*INSTRUCTIONS FOR THE TASK*
All entries are to be quoted exactly; the images stay out of the copy.

Data records
╭──

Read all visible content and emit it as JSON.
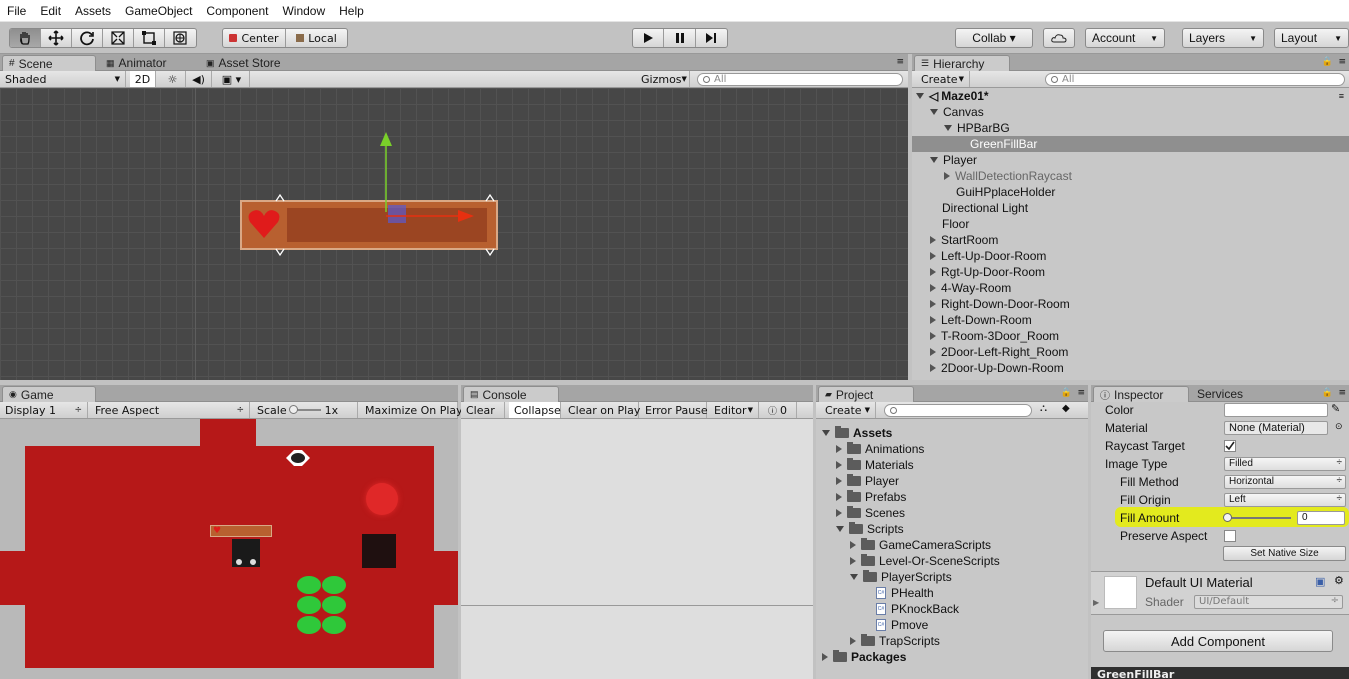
{
  "menu": [
    "File",
    "Edit",
    "Assets",
    "GameObject",
    "Component",
    "Window",
    "Help"
  ],
  "toolbar": {
    "tools": [
      "hand-tool",
      "move-tool",
      "rotate-tool",
      "scale-tool",
      "rect-tool",
      "transform-tool"
    ],
    "pivot": "Center",
    "space": "Local",
    "collab": "Collab ▾",
    "account": "Account",
    "layers": "Layers",
    "layout": "Layout"
  },
  "scene": {
    "tabs": [
      "Scene",
      "Animator",
      "Asset Store"
    ],
    "shading": "Shaded",
    "mode2d": "2D",
    "gizmos": "Gizmos",
    "search": "All"
  },
  "hierarchy": {
    "tab": "Hierarchy",
    "create": "Create",
    "search": "All",
    "scene": "Maze01*",
    "items": [
      "Canvas",
      "HPBarBG",
      "GreenFillBar",
      "Player",
      "WallDetectionRaycast",
      "GuiHPplaceHolder",
      "Directional Light",
      "Floor",
      "StartRoom",
      "Left-Up-Door-Room",
      "Rgt-Up-Door-Room",
      "4-Way-Room",
      "Right-Down-Door-Room",
      "Left-Down-Room",
      "T-Room-3Door_Room",
      "2Door-Left-Right_Room",
      "2Door-Up-Down-Room"
    ]
  },
  "game": {
    "tab": "Game",
    "display": "Display 1",
    "aspect": "Free Aspect",
    "scale_label": "Scale",
    "scale_value": "1x",
    "maximize": "Maximize On Play"
  },
  "console": {
    "tab": "Console",
    "buttons": [
      "Clear",
      "Collapse",
      "Clear on Play",
      "Error Pause",
      "Editor"
    ],
    "count": "0"
  },
  "project": {
    "tab": "Project",
    "create": "Create",
    "items": [
      "Assets",
      "Animations",
      "Materials",
      "Player",
      "Prefabs",
      "Scenes",
      "Scripts",
      "GameCameraScripts",
      "Level-Or-SceneScripts",
      "PlayerScripts",
      "PHealth",
      "PKnockBack",
      "Pmove",
      "TrapScripts",
      "Packages"
    ]
  },
  "inspector": {
    "tabs": [
      "Inspector",
      "Services"
    ],
    "color_label": "Color",
    "material_label": "Material",
    "material_value": "None (Material)",
    "raycast_label": "Raycast Target",
    "image_type_label": "Image Type",
    "image_type_value": "Filled",
    "fill_method_label": "Fill Method",
    "fill_method_value": "Horizontal",
    "fill_origin_label": "Fill Origin",
    "fill_origin_value": "Left",
    "fill_amount_label": "Fill Amount",
    "fill_amount_value": "0",
    "fill_amount": 0,
    "preserve_label": "Preserve Aspect",
    "native_size": "Set Native Size",
    "material_name": "Default UI Material",
    "shader_label": "Shader",
    "shader_value": "UI/Default",
    "add_component": "Add Component",
    "footer": "GreenFillBar"
  },
  "colors": {
    "highlight": "#e8f000",
    "floor": "#b61818",
    "bar": "#b86030"
  }
}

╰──

*SOLUTION*
Read all visible content and emit it as JSON.
{
  "menu": [
    "File",
    "Edit",
    "Assets",
    "GameObject",
    "Component",
    "Window",
    "Help"
  ],
  "toolbar": {
    "tools": [
      "hand-tool",
      "move-tool",
      "rotate-tool",
      "scale-tool",
      "rect-tool",
      "transform-tool"
    ],
    "pivot": "Center",
    "space": "Local",
    "collab": "Collab ▾",
    "account": "Account",
    "layers": "Layers",
    "layout": "Layout"
  },
  "scene": {
    "tabs": [
      "Scene",
      "Animator",
      "Asset Store"
    ],
    "shading": "Shaded",
    "mode2d": "2D",
    "gizmos": "Gizmos",
    "search": "All"
  },
  "hierarchy": {
    "tab": "Hierarchy",
    "create": "Create",
    "search": "All",
    "scene": "Maze01*",
    "items": [
      "Canvas",
      "HPBarBG",
      "GreenFillBar",
      "Player",
      "WallDetectionRaycast",
      "GuiHPplaceHolder",
      "Directional Light",
      "Floor",
      "StartRoom",
      "Left-Up-Door-Room",
      "Rgt-Up-Door-Room",
      "4-Way-Room",
      "Right-Down-Door-Room",
      "Left-Down-Room",
      "T-Room-3Door_Room",
      "2Door-Left-Right_Room",
      "2Door-Up-Down-Room"
    ]
  },
  "game": {
    "tab": "Game",
    "display": "Display 1",
    "aspect": "Free Aspect",
    "scale_label": "Scale",
    "scale_value": "1x",
    "maximize": "Maximize On Play"
  },
  "console": {
    "tab": "Console",
    "buttons": [
      "Clear",
      "Collapse",
      "Clear on Play",
      "Error Pause",
      "Editor"
    ],
    "count": "0"
  },
  "project": {
    "tab": "Project",
    "create": "Create",
    "items": [
      "Assets",
      "Animations",
      "Materials",
      "Player",
      "Prefabs",
      "Scenes",
      "Scripts",
      "GameCameraScripts",
      "Level-Or-SceneScripts",
      "PlayerScripts",
      "PHealth",
      "PKnockBack",
      "Pmove",
      "TrapScripts",
      "Packages"
    ]
  },
  "inspector": {
    "tabs": [
      "Inspector",
      "Services"
    ],
    "color_label": "Color",
    "material_label": "Material",
    "material_value": "None (Material)",
    "raycast_label": "Raycast Target",
    "image_type_label": "Image Type",
    "image_type_value": "Filled",
    "fill_method_label": "Fill Method",
    "fill_method_value": "Horizontal",
    "fill_origin_label": "Fill Origin",
    "fill_origin_value": "Left",
    "fill_amount_label": "Fill Amount",
    "fill_amount_value": "0",
    "fill_amount": 0,
    "preserve_label": "Preserve Aspect",
    "native_size": "Set Native Size",
    "material_name": "Default UI Material",
    "shader_label": "Shader",
    "shader_value": "UI/Default",
    "add_component": "Add Component",
    "footer": "GreenFillBar"
  },
  "colors": {
    "highlight": "#e8f000",
    "floor": "#b61818",
    "bar": "#b86030"
  }
}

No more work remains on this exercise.